Every year, the Assiniboine Park Zoo holds a “festival” just before Halloween. They call it “Boo at the Zoo”. It’s a fun time to go at the zoo as well as the only time you can get there in the evening hours. Of course, the theme is Halloween and the skeletons, ghosts and ghouls welcome you with all their absent hearts.
Free running peacock in the zoo
On the 1st of July or Canada Day this year, I went to the zoo and found that my only “worthy” or viable photographic subjects were the visitors. So, to give a more accurate image of the Zoo, I went there again…
but on a rainy but warm day. I discovered horror for the animals in the zoo…
You might think that the most horrible thing that can happen to the free and wild animals is getting caught and being transported to a zoo for the rest of their lives. Maybe so, but in the zoo they do not have to fear anymore for their food, or absence thereof.
The animals are quieter and easier to approach. Don’t get me wrong, you will still not go and cuddle the snow leopard or the funny looking “teddy” bear. No way. The lynx and the crocodiles have not lost their instinct or appetite for you.
But they are quiet and you can look at them, from a distance.
Live sky, no HDR
When I got there yesterday, the zoo was nearly empty of visitors. Perhaps the sky was part of the reason why this was so. It was seemingly alive and very menacing. No rain, except a few splatters. However, it was laden with electricity. The animals felt it, that’s for sure.
As humans we have lost that kind of feeling when the air is electric and ready to burst.
Once the thunderclap arrived, the animals simply went “crazy”. Even the safety of the zoo and the keepers could not keep them from screaming out loud.
After the first few thunderclaps, it was time to find some shelter, rain started to come down heavily, mixed with dime sized hailstones. Nothing like the golf balls that were promised though. I took shelter in the “Tropical house”.
Although flash photography is not allowed in most indoor places, the plants don’t mind and make for good colourful pictures.
The tropical house has many occupants, most of whom required an elevated temperature year-round. I guess that crocodiles do not survive very well at –40C, they simply don’t know what to do, other than freeze.
Taken through the bars
The birds were pretty quiet, despite the thunderstorm outside. They made for nice subjects.
In a zoo, the bars and wire mesh are the enemies of the photographer. But sometimes there is a way to make the camera work for you and click through the mesh as if it didn’t exist. Find an open space in the mesh and set your aperture at the biggest. Approach the mesh as close as possible. Now your depth of field will work for you by blurring the mesh and making it nearly invisible.

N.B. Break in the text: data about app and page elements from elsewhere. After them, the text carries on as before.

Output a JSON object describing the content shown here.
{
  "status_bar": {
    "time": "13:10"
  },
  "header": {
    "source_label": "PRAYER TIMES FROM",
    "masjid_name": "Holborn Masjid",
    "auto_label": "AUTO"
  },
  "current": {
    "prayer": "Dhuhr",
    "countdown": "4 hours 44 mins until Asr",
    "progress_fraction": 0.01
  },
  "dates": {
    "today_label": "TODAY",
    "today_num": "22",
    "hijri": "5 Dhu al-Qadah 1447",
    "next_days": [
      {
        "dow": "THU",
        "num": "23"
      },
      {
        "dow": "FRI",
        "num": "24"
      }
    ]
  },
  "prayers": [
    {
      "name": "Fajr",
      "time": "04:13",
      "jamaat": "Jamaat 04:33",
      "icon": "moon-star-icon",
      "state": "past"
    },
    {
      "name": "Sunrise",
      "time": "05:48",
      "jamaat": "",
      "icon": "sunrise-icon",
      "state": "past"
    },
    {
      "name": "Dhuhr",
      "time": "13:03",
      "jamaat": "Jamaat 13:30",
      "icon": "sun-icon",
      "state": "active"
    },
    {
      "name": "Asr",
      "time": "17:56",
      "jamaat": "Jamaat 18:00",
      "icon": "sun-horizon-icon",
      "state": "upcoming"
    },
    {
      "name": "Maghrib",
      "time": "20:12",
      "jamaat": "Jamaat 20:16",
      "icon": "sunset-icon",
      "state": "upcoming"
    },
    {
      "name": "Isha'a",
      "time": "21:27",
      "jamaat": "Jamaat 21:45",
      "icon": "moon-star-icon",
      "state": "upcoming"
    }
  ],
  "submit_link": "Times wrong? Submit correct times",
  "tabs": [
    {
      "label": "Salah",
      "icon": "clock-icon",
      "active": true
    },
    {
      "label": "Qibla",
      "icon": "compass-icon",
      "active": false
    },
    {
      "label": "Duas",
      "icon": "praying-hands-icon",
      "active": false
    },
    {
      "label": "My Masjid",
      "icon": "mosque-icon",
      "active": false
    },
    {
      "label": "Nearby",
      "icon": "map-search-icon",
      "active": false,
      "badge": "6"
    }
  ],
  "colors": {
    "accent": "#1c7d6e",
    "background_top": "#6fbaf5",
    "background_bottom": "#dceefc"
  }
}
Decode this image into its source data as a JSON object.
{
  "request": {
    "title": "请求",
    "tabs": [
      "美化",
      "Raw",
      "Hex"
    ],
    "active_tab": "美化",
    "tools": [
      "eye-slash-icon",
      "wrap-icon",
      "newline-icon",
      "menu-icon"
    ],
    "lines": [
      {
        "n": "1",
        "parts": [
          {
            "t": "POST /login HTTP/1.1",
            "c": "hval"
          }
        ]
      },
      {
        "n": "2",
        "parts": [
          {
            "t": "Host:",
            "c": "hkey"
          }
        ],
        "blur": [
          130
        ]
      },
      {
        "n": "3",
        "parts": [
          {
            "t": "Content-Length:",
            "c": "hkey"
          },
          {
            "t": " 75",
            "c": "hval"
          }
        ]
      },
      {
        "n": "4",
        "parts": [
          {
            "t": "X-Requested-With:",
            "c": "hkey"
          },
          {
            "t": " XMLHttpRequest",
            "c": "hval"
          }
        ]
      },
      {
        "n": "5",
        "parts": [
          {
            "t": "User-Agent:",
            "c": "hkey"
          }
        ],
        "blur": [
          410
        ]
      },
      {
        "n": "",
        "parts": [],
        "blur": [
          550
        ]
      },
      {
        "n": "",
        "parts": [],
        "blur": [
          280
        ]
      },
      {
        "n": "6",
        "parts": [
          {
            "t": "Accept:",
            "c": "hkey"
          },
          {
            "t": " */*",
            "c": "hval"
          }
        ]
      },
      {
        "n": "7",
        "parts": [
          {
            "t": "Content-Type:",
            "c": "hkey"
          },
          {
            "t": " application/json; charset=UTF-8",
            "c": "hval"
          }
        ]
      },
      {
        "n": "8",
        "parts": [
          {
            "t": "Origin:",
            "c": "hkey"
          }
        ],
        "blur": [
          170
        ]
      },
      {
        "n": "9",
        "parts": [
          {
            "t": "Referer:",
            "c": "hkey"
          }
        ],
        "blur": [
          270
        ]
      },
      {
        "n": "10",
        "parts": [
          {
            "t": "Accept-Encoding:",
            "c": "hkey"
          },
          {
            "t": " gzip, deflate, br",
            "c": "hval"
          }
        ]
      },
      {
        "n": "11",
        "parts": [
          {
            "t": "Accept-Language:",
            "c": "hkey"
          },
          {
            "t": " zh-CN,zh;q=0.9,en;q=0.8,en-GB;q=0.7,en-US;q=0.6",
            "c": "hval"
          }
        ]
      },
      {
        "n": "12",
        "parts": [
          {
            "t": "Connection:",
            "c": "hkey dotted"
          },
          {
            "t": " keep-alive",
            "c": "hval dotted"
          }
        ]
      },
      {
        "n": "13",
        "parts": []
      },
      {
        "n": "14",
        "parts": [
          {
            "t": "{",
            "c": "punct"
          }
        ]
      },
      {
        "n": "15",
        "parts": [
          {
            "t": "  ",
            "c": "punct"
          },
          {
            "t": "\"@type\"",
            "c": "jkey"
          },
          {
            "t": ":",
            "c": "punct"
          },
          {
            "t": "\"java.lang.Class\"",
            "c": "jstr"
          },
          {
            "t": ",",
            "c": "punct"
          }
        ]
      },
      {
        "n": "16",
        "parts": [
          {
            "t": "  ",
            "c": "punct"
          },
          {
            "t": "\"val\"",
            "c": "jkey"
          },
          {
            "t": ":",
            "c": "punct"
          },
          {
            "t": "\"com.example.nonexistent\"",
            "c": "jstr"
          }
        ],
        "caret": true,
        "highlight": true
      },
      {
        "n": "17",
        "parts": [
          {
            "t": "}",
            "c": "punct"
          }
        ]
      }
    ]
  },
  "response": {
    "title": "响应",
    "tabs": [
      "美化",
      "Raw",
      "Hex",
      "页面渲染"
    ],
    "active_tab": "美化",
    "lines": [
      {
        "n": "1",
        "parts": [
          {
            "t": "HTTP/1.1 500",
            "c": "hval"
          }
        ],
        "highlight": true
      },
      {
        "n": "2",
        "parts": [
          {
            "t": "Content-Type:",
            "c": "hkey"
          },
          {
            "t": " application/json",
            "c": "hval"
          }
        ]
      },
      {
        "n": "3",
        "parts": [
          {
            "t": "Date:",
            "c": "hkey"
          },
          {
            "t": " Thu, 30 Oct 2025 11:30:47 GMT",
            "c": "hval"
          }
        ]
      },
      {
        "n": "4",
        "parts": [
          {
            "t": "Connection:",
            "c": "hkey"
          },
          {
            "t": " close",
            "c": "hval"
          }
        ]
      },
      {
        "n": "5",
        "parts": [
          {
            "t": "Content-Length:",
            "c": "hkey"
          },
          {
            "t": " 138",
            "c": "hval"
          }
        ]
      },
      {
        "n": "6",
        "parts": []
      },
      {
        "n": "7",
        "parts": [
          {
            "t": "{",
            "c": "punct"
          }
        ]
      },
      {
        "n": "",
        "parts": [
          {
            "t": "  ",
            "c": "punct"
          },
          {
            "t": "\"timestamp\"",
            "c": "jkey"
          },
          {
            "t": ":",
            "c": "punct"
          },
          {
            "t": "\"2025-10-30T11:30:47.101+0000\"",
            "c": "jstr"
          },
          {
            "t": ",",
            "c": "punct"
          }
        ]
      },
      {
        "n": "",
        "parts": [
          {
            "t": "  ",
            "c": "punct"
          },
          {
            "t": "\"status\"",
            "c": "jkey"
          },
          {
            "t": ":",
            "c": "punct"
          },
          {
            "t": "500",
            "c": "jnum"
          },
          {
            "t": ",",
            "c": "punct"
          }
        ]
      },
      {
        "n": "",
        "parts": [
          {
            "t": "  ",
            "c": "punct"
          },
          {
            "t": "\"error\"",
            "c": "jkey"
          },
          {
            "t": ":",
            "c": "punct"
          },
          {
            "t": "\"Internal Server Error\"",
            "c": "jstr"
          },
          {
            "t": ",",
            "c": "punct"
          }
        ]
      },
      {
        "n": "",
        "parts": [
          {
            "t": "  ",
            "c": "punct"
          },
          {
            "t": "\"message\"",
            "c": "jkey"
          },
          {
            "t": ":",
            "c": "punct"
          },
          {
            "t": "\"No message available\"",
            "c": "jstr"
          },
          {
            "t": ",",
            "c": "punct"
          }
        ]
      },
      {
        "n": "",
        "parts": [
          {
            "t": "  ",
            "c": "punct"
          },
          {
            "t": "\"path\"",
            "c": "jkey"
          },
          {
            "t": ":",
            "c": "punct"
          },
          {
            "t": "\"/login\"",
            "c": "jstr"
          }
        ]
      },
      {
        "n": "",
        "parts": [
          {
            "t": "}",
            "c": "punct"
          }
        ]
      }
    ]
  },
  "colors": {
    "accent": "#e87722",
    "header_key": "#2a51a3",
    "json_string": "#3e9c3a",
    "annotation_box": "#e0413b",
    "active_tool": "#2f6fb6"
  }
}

Funny or clown fish?
The aquariums are a different challenge. Of course you will not find a hole to stick your lens through. The glass is often dirty enough to barely see what’s on the other side. Here the trick is to get as close as you can to the glass, shield reflections with your hands or a t-shirt and click away.
Like I already said, flash photography is not allowed, the animals would go crazy and die after a few days of happily clicking visitors. So, the flash stays in the bag. That leaves you with higher ISO and big apertures to get a decent picture. The glass is a good stabilizer for your camera, just don’t tap the lens on it.
Fish and aquariums have an additional challenge. Most of them have neon lights above them with various colors. The clownfish above has striking colors. If you swim with them in the open sea (I did, long ago), they nearly light up, so bright they are. In an aquarium, there is no sunshine. The light is dim at best. So the neon lights are there to make up for the lack of sunlight.
The eye can take care of the colour cast, like it always does. We see the image as the first, the camera as the second. The camera records whatever it senses, no changes made. As you can see, the colour cast is blue underwater and has to be corrected. In this case heavily corrected.
After a while, the thunderstorm subsided, the rain was gone, the hail melted and… so I could go outside again without putting my gear at risk.
The animals were relieved that the thunderstorm was over, no more screams of horror and terror.
On my way out of the zoo, however, a small animal that simply takes the place for itself without asking seemed to blame me for the uproar in the sky and couldn’t help itself to scold me.
Don’t yell at me
But I was not guilty, the little groundhog didn’t come closer. I guess it understood that I was good enough to calm its nerves on, but too big to do anything more successful than that.
A nice day at the zoo, this time with animals as subjects. Walking quietly and slowly among the animals gives the best photo opportunities you can think of.
I’ll be back…